Part of Piper's duties is working with new play development and running the Appalachian Festival of Plays and Playwrights. It's also a labor of love for him.

"I love the development of new plays. It starts with someone sending us a script and then, a year or two later — after readings, workshops, feedback, laughter, tears, sweat — to see it fully produced on one of our stages is extremely rewarding. I love watching a new playwright on opening night and see them realize their dream," he says.

He describes the group at Barter as a "family."

"It's a family that is dedicated to serving our community through theater. It does that in a number of ways ... from the plays on our stages, to the theater it brings to the schools across Appalachia and beyond, to the education programs. I love being a part of this mission-it's about more than doing theater. It's about using theater as a vehicle to create a better community.

"Every day I get to do what I love, with people I love, in a community I love. What could be greater than that?" he says.

In the upcoming season, you can see Piper on stage in "Bright Star," "In the Heat of the Night," "The Lemonade Stand" (world premiere), "Great Expectations," "Sally McCoy" (world premiere) and "Santaland Diaries." He will direct "Madame Buttermilk" (world premiere of a new musical) and "Dough and Cookies" (Appalachian Festival of Plays and Playwrights mini-production).


Topics: Theatre

Nick Piper in rehearsal with Cindi A. Raebel, Richard Rose and Amanda Aldridge (photo by Billie Wheeler)

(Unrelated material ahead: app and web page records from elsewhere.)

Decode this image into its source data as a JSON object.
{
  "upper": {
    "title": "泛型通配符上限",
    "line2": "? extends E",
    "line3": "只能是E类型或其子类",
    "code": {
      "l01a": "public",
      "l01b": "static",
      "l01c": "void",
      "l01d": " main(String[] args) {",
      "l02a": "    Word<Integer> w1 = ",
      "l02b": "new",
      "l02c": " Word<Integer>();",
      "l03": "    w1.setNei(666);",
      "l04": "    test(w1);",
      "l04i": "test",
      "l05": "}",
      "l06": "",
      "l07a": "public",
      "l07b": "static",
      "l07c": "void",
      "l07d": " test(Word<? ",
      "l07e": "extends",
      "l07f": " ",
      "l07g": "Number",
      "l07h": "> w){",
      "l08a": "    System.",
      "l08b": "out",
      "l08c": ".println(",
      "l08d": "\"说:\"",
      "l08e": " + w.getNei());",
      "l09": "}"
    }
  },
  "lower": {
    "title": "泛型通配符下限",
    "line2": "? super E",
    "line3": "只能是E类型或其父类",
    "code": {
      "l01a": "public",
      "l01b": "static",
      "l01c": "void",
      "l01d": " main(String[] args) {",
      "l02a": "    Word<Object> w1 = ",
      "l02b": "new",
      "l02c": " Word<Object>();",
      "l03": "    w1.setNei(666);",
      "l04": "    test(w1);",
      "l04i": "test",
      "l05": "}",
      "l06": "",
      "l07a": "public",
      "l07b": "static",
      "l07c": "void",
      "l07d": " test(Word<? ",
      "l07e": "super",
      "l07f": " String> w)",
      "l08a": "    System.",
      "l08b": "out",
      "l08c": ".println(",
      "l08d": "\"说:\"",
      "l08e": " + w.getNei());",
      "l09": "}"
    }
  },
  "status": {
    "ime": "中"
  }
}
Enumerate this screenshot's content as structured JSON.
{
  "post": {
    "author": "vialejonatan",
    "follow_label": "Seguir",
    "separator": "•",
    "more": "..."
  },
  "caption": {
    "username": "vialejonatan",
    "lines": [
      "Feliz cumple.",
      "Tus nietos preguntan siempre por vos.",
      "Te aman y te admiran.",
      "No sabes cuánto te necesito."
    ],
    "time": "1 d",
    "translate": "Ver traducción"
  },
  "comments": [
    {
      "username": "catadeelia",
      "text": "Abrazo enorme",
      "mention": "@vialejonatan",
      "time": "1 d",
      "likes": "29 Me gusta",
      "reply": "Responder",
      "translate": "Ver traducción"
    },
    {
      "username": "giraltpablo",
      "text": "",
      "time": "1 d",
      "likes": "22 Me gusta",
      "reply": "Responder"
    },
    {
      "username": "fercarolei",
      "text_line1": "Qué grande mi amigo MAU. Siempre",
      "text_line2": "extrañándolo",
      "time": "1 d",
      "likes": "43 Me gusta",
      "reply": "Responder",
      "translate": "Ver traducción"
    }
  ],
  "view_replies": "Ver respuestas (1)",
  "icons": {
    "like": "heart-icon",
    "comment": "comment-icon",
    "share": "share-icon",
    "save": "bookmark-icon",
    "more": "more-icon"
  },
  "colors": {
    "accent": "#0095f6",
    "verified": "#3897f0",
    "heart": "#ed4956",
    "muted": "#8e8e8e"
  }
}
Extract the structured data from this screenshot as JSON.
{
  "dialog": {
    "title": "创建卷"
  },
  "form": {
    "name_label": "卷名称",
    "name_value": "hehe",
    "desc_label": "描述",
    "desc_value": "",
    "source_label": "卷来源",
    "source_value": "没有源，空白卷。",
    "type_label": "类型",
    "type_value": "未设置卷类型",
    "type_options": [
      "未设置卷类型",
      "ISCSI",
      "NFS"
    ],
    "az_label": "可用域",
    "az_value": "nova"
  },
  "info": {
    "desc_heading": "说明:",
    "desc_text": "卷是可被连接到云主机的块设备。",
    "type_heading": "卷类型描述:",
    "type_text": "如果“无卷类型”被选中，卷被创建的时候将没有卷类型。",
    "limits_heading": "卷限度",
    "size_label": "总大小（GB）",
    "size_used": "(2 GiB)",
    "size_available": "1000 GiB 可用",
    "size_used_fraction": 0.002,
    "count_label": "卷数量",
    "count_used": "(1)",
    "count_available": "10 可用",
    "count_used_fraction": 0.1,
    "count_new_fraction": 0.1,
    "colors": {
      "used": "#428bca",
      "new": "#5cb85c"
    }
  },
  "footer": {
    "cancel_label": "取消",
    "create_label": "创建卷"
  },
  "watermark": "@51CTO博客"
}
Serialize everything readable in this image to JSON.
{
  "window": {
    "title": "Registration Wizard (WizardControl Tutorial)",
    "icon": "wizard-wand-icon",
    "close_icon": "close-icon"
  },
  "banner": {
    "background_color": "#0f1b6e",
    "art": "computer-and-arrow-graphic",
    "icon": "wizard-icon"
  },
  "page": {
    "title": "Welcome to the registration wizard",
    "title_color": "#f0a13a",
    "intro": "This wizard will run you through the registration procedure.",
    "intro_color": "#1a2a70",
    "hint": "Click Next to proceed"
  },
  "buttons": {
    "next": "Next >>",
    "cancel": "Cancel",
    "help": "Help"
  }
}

Paris Bradstreet and Nick Piper in "Big Fish" (photo by Billie Wheeler)